Amid the gloom of oil prices hitting new peaks, the UN Food and Agriculture Organization announced that the inexorable rise in its food price index appeared to be peaking. Following a 54% rise in the past year, the index finally dropped a little, from 218.4 in March to 218.2 in April. Might the FAO be right? Commodity speculation in the grain market may be peaking, but oil certainly isn't.
Eighteen months ago, I took responsibility for the Sustainable Development Commission's study into oil's impact on UK food prices. At that time few imagined oil ever hitting $100 a barrel, but when we published the study last November it had. Now $200 is openly expected. We also predicted a 5%-10% rise in national food prices, but it seemed fanciful to think any higher than that. It seems oil inflation is being normalised.

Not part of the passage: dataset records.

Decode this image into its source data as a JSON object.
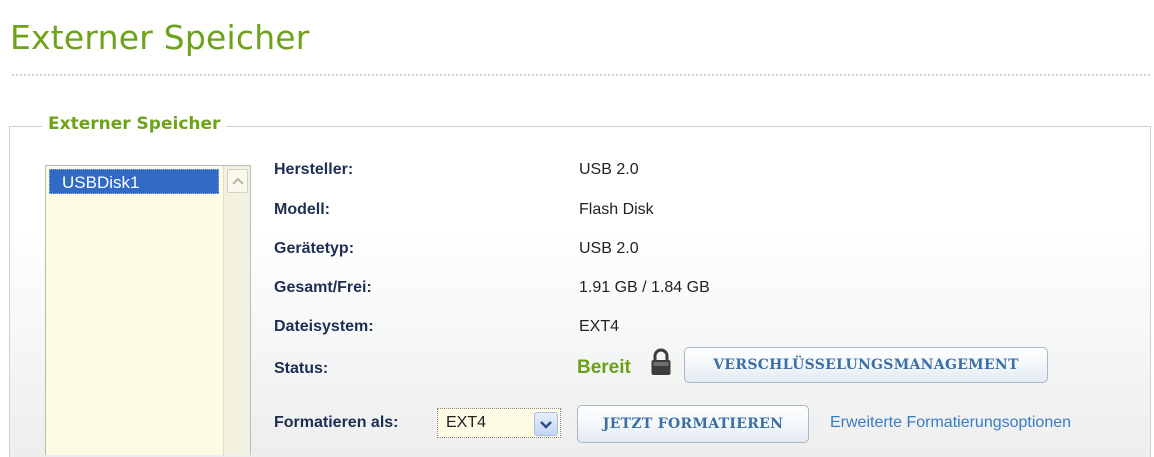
{
  "header": {
    "title": "Externer Speicher"
  },
  "panel": {
    "legend": "Externer Speicher"
  },
  "disk_list": {
    "items": [
      "USBDisk1"
    ],
    "selected_index": 0
  },
  "details": [
    {
      "label": "Hersteller:",
      "value": "USB 2.0"
    },
    {
      "label": "Modell:",
      "value": "Flash Disk"
    },
    {
      "label": "Gerätetyp:",
      "value": "USB 2.0"
    },
    {
      "label": "Gesamt/Frei:",
      "value": "1.91 GB / 1.84 GB"
    },
    {
      "label": "Dateisystem:",
      "value": "EXT4"
    }
  ],
  "status": {
    "label": "Status:",
    "value": "Bereit",
    "value_color": "#6a9f1a",
    "lock_icon": "padlock-icon",
    "encryption_button_label": "VERSCHLÜSSELUNGSMANAGEMENT"
  },
  "format": {
    "label": "Formatieren als:",
    "selected": "EXT4",
    "button_label": "JETZT FORMATIEREN",
    "advanced_link": "Erweiterte Formatierungsoptionen"
  },
  "colors": {
    "accent_green": "#6ea21a",
    "label_navy": "#1e2e53",
    "selection_blue": "#316ac5",
    "link_blue": "#3a7cc4",
    "list_background": "#fdfbe4"
  }
}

Such issues trouble political parties. After the London Mayoral election and Crewe by-election, a new political era appears to beckon. But will any political party tackle food policy? Opposition frontbenchers and government tell me they lack levers to influence much. I'm not sympathetic, but I appreciate that support for neo-liberal economics boxes them into a corner. Markets rule, they say. Governments shouldn't get involved, even if they want to.
However, new policy frameworks and opportunities are in fact emerging. Politics is bubbling beyond Westminster. In Scotland, the National Conversation about food is complete after many meetings. Last week Richard Lochhead, cabinet secretary for rural affairs & environment, followed the first minister with an eat-only-Scottish diet. The vision is "a healthier, wealthier, greener Scotland in line with national food policy". There's already the Fife diet, with people eating only from Fife, inspired by the Vancouver diet, which set its limit at 100 miles. They get lean but feel fine; no bad thing. In Wales, too, there is movement on food policy. As far as I know, there's not yet an Anglesey diet but there is much movement behind the quality of food and farming strategies.
It is interesting to see politicians tapping into such stirrings. It suggests food policy is experiencing one of its slow tectonic shifts. With the Cabinet Office Strategy Unit reviewing food policy, the idea of political impotence may be misplaced. Now is the time to think boldly and to ask what institutions we need to deliver what's wanted, not: 'What can I do with my hands tied behind my back?'n
Tim Lang, professor of food policy, City University